-- Opening Marker --
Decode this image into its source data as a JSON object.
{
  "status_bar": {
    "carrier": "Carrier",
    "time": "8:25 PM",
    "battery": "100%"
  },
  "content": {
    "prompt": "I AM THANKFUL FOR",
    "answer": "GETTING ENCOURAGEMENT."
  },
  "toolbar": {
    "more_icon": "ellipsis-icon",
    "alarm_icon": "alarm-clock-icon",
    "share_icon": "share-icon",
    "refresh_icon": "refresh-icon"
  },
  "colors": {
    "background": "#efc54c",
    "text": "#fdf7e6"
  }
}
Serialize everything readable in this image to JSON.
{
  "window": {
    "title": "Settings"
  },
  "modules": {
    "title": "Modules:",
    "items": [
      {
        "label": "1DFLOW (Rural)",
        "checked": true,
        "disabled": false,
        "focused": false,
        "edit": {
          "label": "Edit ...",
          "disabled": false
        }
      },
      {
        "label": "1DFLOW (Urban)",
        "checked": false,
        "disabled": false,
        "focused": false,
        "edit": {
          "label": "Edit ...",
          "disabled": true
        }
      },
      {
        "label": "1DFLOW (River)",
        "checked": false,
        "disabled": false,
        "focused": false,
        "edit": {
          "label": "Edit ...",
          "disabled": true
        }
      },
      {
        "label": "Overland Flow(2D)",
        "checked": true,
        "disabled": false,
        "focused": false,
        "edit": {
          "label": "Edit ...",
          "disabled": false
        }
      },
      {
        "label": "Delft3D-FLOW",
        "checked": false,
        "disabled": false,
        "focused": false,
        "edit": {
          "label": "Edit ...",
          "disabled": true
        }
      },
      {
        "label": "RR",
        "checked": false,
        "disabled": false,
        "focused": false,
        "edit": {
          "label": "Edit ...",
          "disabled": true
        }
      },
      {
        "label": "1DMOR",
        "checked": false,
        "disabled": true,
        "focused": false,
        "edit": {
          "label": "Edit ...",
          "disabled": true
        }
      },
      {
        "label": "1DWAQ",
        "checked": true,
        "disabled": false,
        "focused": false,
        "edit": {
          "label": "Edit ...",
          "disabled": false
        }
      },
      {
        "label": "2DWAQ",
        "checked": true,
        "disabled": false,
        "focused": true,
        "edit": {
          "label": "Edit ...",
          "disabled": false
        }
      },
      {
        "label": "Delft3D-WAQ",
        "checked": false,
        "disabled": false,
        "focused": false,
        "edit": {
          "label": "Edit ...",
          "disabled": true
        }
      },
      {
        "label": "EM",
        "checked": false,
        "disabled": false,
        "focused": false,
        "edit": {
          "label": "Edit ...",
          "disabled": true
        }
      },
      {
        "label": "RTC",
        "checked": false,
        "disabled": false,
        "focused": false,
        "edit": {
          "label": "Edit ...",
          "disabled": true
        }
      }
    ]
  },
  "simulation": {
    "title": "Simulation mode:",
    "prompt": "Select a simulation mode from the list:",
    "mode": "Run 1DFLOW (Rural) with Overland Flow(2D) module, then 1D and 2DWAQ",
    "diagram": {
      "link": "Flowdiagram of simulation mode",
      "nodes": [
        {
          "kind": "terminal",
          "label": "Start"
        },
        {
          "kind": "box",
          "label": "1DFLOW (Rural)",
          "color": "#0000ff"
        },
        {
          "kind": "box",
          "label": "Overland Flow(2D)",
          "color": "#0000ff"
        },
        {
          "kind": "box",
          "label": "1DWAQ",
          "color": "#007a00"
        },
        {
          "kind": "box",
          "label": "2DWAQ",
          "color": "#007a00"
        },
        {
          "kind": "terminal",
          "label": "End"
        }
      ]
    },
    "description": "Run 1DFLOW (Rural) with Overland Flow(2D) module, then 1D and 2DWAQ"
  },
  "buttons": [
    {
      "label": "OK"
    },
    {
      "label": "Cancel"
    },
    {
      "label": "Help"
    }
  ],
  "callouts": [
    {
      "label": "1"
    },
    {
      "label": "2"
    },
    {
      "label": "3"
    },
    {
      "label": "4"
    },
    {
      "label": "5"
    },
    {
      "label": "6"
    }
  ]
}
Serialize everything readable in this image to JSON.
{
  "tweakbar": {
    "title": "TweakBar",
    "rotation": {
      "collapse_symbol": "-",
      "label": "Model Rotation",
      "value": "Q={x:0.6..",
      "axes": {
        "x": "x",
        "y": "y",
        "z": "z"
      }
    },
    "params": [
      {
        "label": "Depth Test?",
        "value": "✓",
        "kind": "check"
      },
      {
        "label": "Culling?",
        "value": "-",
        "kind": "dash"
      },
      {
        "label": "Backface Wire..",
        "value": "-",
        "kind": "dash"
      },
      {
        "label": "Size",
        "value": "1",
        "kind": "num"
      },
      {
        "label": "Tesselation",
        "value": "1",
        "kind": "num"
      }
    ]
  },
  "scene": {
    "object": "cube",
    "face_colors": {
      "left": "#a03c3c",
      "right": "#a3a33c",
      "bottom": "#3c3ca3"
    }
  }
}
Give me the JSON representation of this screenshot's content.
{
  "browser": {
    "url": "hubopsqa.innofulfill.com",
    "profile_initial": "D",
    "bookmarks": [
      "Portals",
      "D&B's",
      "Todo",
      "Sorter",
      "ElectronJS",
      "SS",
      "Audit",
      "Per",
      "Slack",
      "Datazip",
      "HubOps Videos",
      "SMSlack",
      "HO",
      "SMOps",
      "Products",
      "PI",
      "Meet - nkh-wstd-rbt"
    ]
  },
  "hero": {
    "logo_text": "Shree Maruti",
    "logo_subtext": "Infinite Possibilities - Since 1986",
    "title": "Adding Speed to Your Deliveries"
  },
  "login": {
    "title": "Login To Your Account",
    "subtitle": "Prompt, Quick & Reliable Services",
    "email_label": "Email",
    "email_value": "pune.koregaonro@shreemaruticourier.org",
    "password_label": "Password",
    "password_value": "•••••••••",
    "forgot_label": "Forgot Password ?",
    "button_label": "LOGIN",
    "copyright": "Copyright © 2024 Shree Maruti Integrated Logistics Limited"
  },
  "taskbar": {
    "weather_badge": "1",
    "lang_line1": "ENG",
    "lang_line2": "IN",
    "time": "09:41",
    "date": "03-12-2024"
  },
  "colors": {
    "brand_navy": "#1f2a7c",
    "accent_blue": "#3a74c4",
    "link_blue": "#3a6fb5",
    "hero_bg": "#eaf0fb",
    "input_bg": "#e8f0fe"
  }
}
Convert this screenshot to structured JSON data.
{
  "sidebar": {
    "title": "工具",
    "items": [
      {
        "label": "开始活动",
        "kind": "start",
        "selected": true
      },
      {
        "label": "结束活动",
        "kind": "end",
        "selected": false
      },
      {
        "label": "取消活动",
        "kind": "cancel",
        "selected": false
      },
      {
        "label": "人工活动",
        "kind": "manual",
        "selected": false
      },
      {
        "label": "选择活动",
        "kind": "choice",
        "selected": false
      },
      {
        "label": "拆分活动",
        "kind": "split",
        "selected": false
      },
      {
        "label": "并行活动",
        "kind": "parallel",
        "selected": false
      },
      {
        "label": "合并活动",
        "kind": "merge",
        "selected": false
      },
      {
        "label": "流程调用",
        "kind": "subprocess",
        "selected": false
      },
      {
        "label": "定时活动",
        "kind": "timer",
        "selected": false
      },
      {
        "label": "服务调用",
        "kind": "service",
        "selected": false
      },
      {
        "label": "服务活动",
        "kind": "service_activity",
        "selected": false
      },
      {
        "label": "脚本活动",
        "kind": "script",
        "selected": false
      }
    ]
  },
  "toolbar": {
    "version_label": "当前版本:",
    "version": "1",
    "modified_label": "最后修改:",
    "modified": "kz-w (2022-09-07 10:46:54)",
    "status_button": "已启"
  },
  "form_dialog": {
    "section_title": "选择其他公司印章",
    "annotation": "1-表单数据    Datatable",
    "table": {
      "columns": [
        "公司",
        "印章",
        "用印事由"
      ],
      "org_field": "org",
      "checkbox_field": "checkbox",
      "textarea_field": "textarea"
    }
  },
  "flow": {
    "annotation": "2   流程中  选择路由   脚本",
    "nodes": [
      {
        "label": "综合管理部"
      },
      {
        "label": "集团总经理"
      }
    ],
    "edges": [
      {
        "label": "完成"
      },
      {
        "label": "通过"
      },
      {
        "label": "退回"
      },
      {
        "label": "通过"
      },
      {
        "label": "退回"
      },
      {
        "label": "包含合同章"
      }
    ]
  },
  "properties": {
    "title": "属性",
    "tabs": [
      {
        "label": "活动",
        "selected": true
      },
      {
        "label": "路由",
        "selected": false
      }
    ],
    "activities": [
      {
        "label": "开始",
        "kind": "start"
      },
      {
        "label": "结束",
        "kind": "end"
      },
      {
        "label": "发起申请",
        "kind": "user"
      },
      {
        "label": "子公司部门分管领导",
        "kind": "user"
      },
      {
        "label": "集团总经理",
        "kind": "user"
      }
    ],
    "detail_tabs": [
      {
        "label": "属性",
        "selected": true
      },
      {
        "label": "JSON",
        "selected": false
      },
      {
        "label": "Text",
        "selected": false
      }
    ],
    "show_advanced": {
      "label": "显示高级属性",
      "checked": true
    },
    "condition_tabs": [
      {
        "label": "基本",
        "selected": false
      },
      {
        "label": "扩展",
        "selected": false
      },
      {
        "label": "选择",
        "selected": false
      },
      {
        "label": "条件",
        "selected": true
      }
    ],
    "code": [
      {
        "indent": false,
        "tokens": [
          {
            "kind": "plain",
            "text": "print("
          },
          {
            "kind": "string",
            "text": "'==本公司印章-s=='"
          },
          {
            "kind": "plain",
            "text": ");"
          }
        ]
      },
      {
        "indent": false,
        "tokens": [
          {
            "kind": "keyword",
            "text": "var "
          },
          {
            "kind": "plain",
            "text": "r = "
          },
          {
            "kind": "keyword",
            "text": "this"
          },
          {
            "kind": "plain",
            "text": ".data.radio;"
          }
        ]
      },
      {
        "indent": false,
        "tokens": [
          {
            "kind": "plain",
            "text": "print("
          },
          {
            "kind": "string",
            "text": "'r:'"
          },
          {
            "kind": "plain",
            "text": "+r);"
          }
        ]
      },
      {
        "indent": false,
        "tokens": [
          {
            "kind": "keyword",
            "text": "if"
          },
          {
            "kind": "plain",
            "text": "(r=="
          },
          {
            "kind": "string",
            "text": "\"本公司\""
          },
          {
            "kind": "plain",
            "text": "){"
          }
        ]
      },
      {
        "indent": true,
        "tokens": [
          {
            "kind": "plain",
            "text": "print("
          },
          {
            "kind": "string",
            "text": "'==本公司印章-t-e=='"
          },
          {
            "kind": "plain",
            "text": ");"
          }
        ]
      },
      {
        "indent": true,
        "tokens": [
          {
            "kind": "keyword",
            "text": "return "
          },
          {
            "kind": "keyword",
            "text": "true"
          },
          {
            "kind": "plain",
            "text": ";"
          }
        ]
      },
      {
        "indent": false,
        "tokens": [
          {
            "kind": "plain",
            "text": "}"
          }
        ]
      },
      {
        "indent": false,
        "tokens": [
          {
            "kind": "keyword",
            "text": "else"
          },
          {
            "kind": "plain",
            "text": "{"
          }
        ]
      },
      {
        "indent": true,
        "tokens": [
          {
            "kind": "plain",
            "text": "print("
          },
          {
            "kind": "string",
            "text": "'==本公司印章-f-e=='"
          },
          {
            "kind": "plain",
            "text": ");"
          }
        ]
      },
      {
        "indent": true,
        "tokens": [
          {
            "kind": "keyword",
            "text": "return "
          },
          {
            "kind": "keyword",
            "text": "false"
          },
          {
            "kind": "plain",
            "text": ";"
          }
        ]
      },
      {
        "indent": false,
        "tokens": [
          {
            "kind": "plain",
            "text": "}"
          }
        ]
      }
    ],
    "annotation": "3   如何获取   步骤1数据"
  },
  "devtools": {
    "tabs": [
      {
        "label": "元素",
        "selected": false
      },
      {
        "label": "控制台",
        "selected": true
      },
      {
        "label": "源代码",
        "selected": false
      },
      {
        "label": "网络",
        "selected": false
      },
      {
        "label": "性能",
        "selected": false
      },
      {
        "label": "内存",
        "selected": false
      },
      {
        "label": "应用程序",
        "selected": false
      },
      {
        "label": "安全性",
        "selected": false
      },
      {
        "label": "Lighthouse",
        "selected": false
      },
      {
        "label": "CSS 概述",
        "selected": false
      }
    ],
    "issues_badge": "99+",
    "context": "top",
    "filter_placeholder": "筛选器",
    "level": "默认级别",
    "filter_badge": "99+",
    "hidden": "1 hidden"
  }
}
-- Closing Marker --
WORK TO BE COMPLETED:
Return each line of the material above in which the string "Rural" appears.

EXPECTED OUTPUT:
        "label": "1DFLOW (Rural)",
    "mode": "Run 1DFLOW (Rural) with Overland Flow(2D) module, then 1D and 2DWAQ",
          "label": "1DFLOW (Rural)",
    "description": "Run 1DFLOW (Rural) with Overland Flow(2D) module, then 1D and 2DWAQ"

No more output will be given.